``We both grew up in aviation families that had an affection for antique airplanes. We had hopes that we could make it fly again but we also thought we were doing a favor for the environment. The two fuels tanks were filled to the rim when the plane was ditched,'' Triem said.
The first problem for the salvagers was finding the plane.
``She traveled quite a distance under water. We eventually found her because of two little streamers of water in the Narrows that turned out to be escaping gasoline from the two fuel tanks,'' Triem said.
When Dixie was hauled out of the water soon after sinking, most of Petersburg turned out to watch and dubbed the event a second Fourth of July celebration, according to the Petersburg Pilot newspaper.
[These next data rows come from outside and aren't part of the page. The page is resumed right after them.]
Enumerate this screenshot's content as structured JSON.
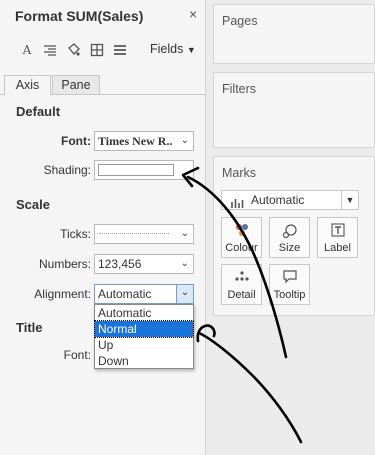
{
  "format_pane": {
    "title": "Format SUM(Sales)",
    "close": "×",
    "fields_label": "Fields",
    "tabs": [
      {
        "label": "Axis",
        "active": true
      },
      {
        "label": "Pane",
        "active": false
      }
    ],
    "sections": {
      "default": "Default",
      "scale": "Scale",
      "title": "Title"
    },
    "rows": {
      "font_label": "Font:",
      "font_value": "Times New R..",
      "shading_label": "Shading:",
      "ticks_label": "Ticks:",
      "numbers_label": "Numbers:",
      "numbers_value": "123,456",
      "alignment_label": "Alignment:",
      "alignment_value": "Automatic",
      "title_font_label": "Font:"
    },
    "alignment_options": [
      {
        "label": "Automatic",
        "selected": false
      },
      {
        "label": "Normal",
        "selected": true
      },
      {
        "label": "Up",
        "selected": false
      },
      {
        "label": "Down",
        "selected": false
      }
    ]
  },
  "right_panels": {
    "pages_title": "Pages",
    "filters_title": "Filters",
    "marks_title": "Marks",
    "mark_type": "Automatic",
    "mark_buttons": [
      {
        "label": "Colour",
        "icon": "colour-dots-icon"
      },
      {
        "label": "Size",
        "icon": "size-icon"
      },
      {
        "label": "Label",
        "icon": "label-T-icon"
      },
      {
        "label": "Detail",
        "icon": "detail-dots-icon"
      },
      {
        "label": "Tooltip",
        "icon": "tooltip-bubble-icon"
      }
    ]
  },
  "colors": {
    "selected_option": "#1a73d9",
    "colour_dot_red": "#e15759",
    "colour_dot_blue": "#4e79a7",
    "colour_dot_orange": "#f28e2b"
  }
}
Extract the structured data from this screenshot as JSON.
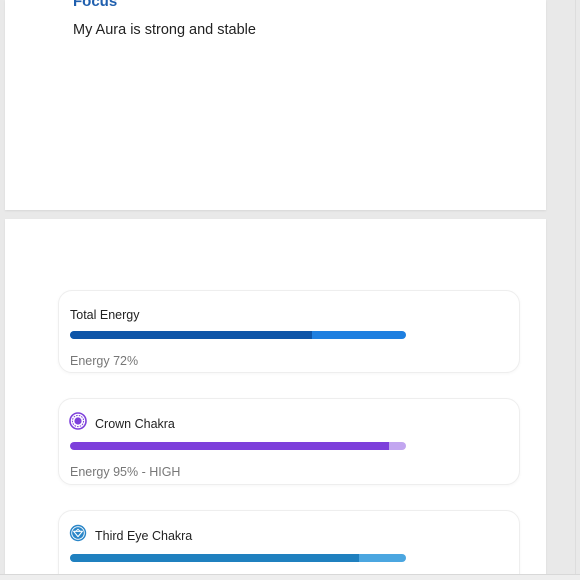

Once the plane was on land, Triem and Berg went to work. They flushed the engines, sprayed the plane with an anti-corrosive chemical and assessed the damage.
The nose of the plane was severely damaged and embedded with mud and clams from her encounter with the Narrows' floor. But the real obstacle to restoration was the deterioration of magnesium parts in the engines and landing gear as current flowed through the sunken plane, said Triem.
``The electrolysis was pretty extensive because the batteries were left on when the plane sank,'' said Berg, Triem's salvage partner and a travel agent in Petersburg. ``It was certainly a much bigger job that I ever dreamed of.''
As time went on, the duo realized that the project was too large to pursue while maintaining their full-time careers.
The plane remained on state property, where it stills sits today, as a local curiosity.
Now that the plane is owned by a sub-group of the Southeast Alaska Regional Airshow, plans are being solidified to transport the aircraft to Juneau by barge this summer.
``When they called up about redeeming the plane, we were essentially overjoyed,'' Berg said. ``This is an old historic plane that was too deserving to sit at the bottom of the Wrangell Narrows. I'll be real happy to see it on display, when I come through Juneau, as a fine addition to the history of Alaska's aviation.''